Late last summer, Texas teacher Brandy Young made internet waves when she sent a note about homework to the parents of her students.
Instead of the normal spend-30-minutes-a-day-on-homework command that parents normally hear, Mrs. Young’s note informed them that she would not be giving homework at all. Instead, she asked families to spend more time reading, eating dinner, and playing outside, all factors which research has found to contribute to greater student success.
But Mrs. Young was not the only educator to get on the no homework bandwagon. An entire elementary school in Vermont did the same. And according to The Washington Post, that decision seems to be turning out just fine for the students, parents, and teachers of Orchard School:
Six months into the experiment, [school Principal Mark] Trifilio says it has been a big success: Students have not fallen back academically and may be doing better, and now they have ‘time to be creative thinkers at home and follow their passions’… Trifilio said he conducted a family survey asking about the policy, and most parents at the nearly 400-student school responded. The vast majority supported it, saying their kids now have time to pursue things other than math work sheets, and many report that students are reading more on their own than they used to."
The Burlington Free Press recently quoted parent James Conway as saying this about his son Sean, who is in kindergarten: ‘My son declared on Monday that he can read now and that he doesn’t need any help. So, something is working.’”
One has to wonder: if these no-homework policies are having such positive effects on the mental and emotional well-being of children, then why haven’t we tried them before?
The answer, according to one former teacher, may have to do with the goal of the education system. According to John Taylor Gatto, the current, one-size-fits-all school system has long been trying to turn creative, inventive, and bright students into obedient, subdued, and dependent individuals.

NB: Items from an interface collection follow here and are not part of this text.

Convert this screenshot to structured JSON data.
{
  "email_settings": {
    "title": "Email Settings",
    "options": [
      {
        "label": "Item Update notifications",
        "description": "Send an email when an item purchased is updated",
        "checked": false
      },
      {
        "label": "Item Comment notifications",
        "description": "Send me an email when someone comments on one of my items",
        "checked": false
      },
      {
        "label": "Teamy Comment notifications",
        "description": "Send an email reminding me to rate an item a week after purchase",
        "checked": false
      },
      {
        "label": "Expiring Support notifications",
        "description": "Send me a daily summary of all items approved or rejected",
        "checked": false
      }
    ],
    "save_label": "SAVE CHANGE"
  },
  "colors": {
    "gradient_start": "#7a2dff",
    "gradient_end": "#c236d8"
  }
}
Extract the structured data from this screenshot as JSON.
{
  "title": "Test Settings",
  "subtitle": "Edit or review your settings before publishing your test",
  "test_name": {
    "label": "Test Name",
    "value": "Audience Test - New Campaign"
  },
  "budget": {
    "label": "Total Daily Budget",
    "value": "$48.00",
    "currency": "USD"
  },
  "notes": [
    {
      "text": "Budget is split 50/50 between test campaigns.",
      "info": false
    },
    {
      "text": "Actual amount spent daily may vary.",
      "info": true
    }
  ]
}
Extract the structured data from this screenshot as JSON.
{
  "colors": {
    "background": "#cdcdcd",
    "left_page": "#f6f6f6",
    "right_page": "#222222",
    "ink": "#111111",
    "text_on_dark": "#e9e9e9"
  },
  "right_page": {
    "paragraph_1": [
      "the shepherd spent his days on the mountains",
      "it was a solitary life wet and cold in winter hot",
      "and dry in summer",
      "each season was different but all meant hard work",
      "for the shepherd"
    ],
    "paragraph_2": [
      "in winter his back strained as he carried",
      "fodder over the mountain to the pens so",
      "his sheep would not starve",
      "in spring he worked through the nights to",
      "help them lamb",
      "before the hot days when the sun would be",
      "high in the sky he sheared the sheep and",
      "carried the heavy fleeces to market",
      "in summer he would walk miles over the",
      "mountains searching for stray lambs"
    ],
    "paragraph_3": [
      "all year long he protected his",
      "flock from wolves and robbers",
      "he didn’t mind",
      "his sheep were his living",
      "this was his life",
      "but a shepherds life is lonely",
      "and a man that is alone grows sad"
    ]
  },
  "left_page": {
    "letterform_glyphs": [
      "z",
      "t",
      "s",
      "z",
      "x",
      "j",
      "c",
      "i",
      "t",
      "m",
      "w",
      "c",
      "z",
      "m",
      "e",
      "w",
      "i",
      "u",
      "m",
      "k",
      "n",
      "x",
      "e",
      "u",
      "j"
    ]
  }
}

This is done largely through orchestrating every minute of their time at school, and then extending that orchestration into children’s free time at home:
Today the tabulation of hours in a young life reads like this: My children watch television 55 hours a week according to recent reports, and they sleep 56. That leaves them 57 hours in which to grow up strong and competent and whole. But my children attend school 30 hours more, spend 8 hours preparing for school, and in goings and comings, and an additional 7 hours a week in something called ‘home’-work - although this is really more schoolwork except in ‘Newspeak’.
After the 45 school hours are removed a total of 12 hours remain each week from which to fashion a private person - one that can like, trust, and live with itself. Twelve hours. But my kids must eat, too, and that takes some time. Not much, because they've lost the tradition of family dining - how they learn to eat in school is best called ‘feeding’ - but if we allot just 3 hours a week to evening feedings, we arrive at a net total of private time for each child of 9 hours.
...This demented schedule is an efficient way to create dependent human beings, needy people unable to fill their own hours, unable to initiate lines of meaning to give substance and pleasure to their existence. It is a national disease, this dependency and aimlessness, and schooling and television and busy work - the total Chautauqua package - has a lot to do with it.”
Is it possible that the trend away from homework may be one small step away from the culture of dependency we’ve instilled in recent generations?
Reprinted from Intellectual Takeout.
Annie is a research associate with Intellectual Takeout. In her role, she writes for the blog, conducts a variety of research for the organization's websites and social media pages, and assists with development projects. She particularly loves digging into the historical aspects of America's educational structure.